  • Thank them publicly and privately and Follow Up
  • Tell ICBA about the meeting ([email protected])

Personalize and Diversify Follow-up

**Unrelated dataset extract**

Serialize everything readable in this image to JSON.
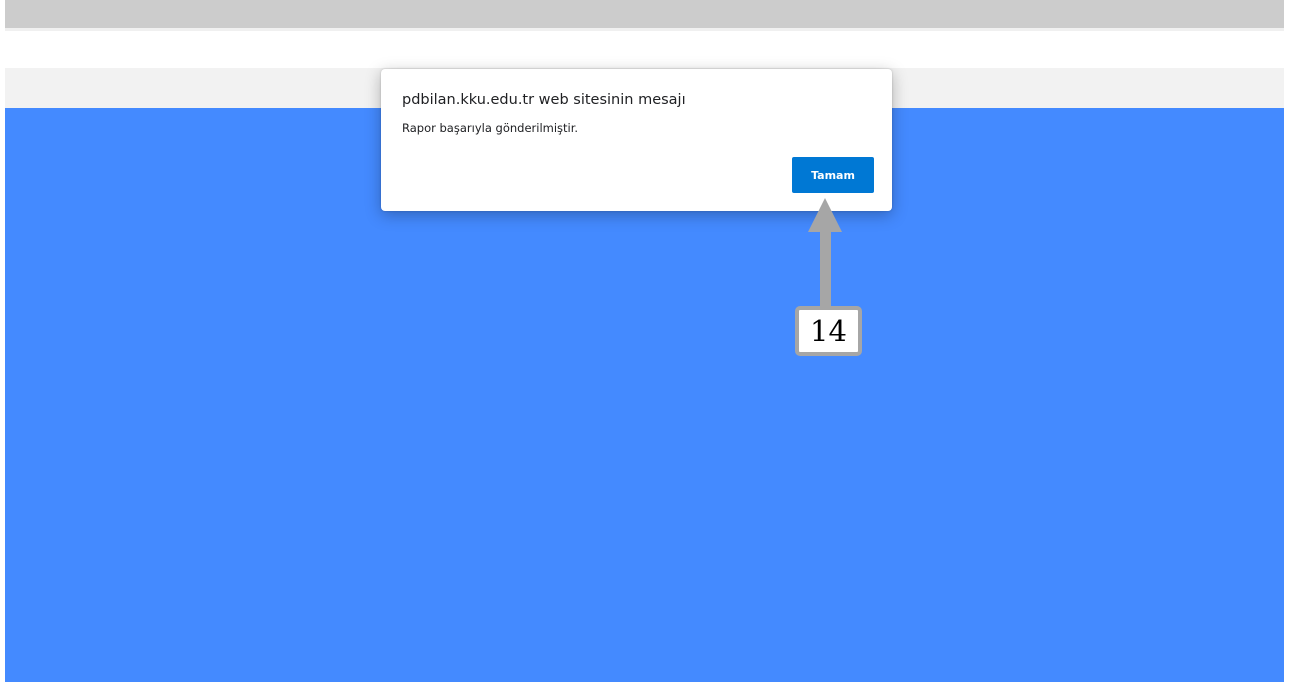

  • 65% of staff say they are receiving significantly more communications from constituents, which means your follow-up needs to be helpful, personalized, diversified by channel (email, call, Facebook, Twitter) and timely.
  • Community banking offers solutions for Congress, so positioning yourself as a resource will help the staffer do their job and in turn the Member. Community banks, like yours, provided more than half of all Paycheck Protection Program loans and more than 70% of the ones to minority-owned small businesses. 
  • Your experience building relationships with your clients will give you an advantage when building relationships with staff; just like you personalize the relationship with your clients, make your advocacy personal as well, particularly since this isn’t an in-person meeting.
  • Contact your Hill contact regularly at relevant times. Forward them the letters we send up to Capitol Hill, available here, once a week. Respond to ICBA grassroots alerts to their office as News Watch Today pushes them out (also available in our action center) and share them with your coworkers.
  • When you read something in the local news, their newsletter or on social media that you have insight into, let them know. And, after a meeting, be sure to thank them (privately and publicly), recap the meeting, answer any questions and make our Asks. 
  • Hill staff say that only 8% of constituents provide timely, helpful follow-up. If you provide both, they’ll be thrilled to talk to you. 
  • Not following up IS following up. Your staffer won’t think it’s important unless you, an expert, let them know.

1) 2020 survey of House and Senate senior staff, published in The Future of Citizen Engagement: Coronavirus, Congress, and Constituent Communications, Congressional Management Foundation, 2020.